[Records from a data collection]
────
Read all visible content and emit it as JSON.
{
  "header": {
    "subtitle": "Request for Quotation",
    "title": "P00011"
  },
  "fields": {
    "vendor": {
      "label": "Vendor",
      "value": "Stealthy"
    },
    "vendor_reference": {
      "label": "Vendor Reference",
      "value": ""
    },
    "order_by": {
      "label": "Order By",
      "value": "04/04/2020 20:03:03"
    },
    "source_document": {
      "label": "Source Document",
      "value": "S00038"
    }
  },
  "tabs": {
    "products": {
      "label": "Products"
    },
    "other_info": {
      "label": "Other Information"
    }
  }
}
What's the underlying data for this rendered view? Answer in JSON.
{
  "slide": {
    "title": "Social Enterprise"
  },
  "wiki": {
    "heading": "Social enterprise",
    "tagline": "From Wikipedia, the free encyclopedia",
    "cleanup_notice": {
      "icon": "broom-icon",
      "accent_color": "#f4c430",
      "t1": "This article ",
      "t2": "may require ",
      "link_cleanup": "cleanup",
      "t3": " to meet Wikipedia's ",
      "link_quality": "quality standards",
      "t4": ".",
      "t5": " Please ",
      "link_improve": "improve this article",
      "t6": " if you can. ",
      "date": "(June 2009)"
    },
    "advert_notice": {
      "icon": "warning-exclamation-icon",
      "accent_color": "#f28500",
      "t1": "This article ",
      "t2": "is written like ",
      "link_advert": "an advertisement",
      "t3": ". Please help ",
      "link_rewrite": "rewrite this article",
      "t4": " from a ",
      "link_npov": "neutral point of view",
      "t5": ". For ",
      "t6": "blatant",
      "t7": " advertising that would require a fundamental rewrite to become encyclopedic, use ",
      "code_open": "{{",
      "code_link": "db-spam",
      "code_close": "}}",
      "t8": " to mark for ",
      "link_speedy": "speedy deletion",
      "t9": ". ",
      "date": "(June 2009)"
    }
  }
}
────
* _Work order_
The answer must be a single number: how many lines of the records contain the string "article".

* _Response below_
4